MINNEAPOLIS -- General Mills Inc. is hoping consumers can stomach higher prices for its Totino's snacks, Green Giant frozen vegetables and other products, in order to boost the company’s profit and revenue after promotions and higher commodity costs hurt its fiscal second-quarter results.
The Wall Street Journal reported that General Mills will raise prices on its refrigerated baked goods, hot snacks and frozen vegetables on Jan. 3 -- after last month doing the same to some of its cereal brands -- in response to higher input costs for commodities.
The company expects the higher costs that are affecting most food manufacturers to help tame the overall promotional environment and bring an end to aggressive deals that have been used to sell everything from cereals to soups. That is likely to help overall sales for the industry.
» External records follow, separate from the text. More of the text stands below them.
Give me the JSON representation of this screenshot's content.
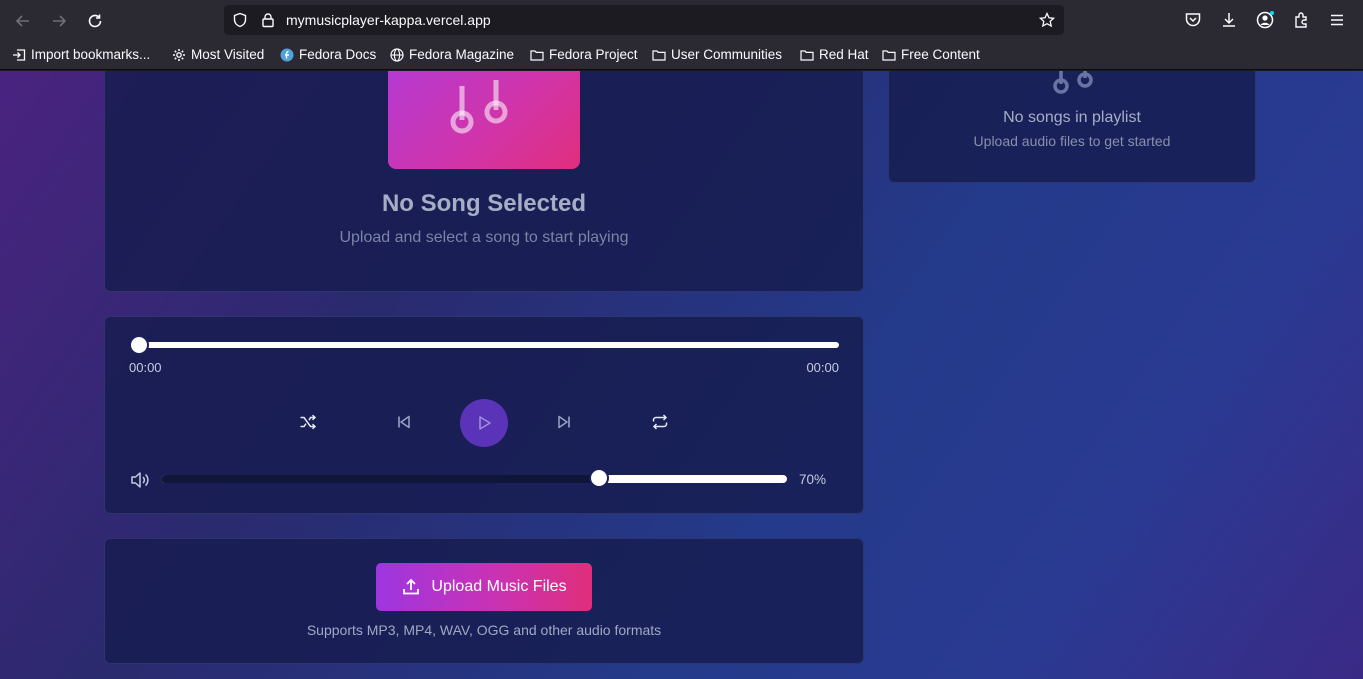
{
  "browser": {
    "url": "mymusicplayer-kappa.vercel.app",
    "bookmarks": [
      {
        "label": "Import bookmarks...",
        "icon": "import-icon"
      },
      {
        "label": "Most Visited",
        "icon": "gear-icon"
      },
      {
        "label": "Fedora Docs",
        "icon": "fedora-icon"
      },
      {
        "label": "Fedora Magazine",
        "icon": "globe-icon"
      },
      {
        "label": "Fedora Project",
        "icon": "folder-icon"
      },
      {
        "label": "User Communities",
        "icon": "folder-icon"
      },
      {
        "label": "Red Hat",
        "icon": "folder-icon"
      },
      {
        "label": "Free Content",
        "icon": "folder-icon"
      }
    ]
  },
  "now_playing": {
    "title": "No Song Selected",
    "subtitle": "Upload and select a song to start playing"
  },
  "player": {
    "current_time": "00:00",
    "duration": "00:00",
    "progress": 0,
    "volume": 0.7,
    "volume_label": "70%"
  },
  "upload": {
    "button_label": "Upload Music Files",
    "hint": "Supports MP3, MP4, WAV, OGG and other audio formats"
  },
  "playlist": {
    "empty_title": "No songs in playlist",
    "empty_subtitle": "Upload audio files to get started"
  },
  "colors": {
    "accent": "#5b33b8",
    "upload_gradient_start": "#9d36e0",
    "upload_gradient_end": "#e02e7c"
  }
}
General Mills said both profit and sales in the second half of its fiscal year are likely to be higher than in comparable prior-year periods, according to the newspaper report.
Other food makers, such as Kellogg Co. and ConAgra Foods Inc., also are banking on higher prices and moderating promotions to help profits in coming months after experiencing setbacks from chopping prices too much recently.
The challenge, however, will be persuading still-cautious consumers to spend more for products they have become accustomed to buying on sale, the Journal report noted.
General Mills Chairman and Chief Executive Ken Powell said shoppers still remain hesitant, using more coupons and sticking to shopping lists. "The consumer does, I think, continue to be careful," Powell said during a recent earnings call with analysts.
In an interview later, Powell said the prices will rise modestly and that General Mills wants to keep its products affordable for consumers. Prices across General Mills cereal brands are up less than 1 percent."These are modest increases that consumers will be able to absorb," he said.
General Mills also plans to offset some of the projected 4-percent to 5-percent increase in input costs by trimming expenses elsewhere. For instance, the company is now buying rice for its Rice Chex cereal from a source closer to the manufacturing plant, lowering transportation costs.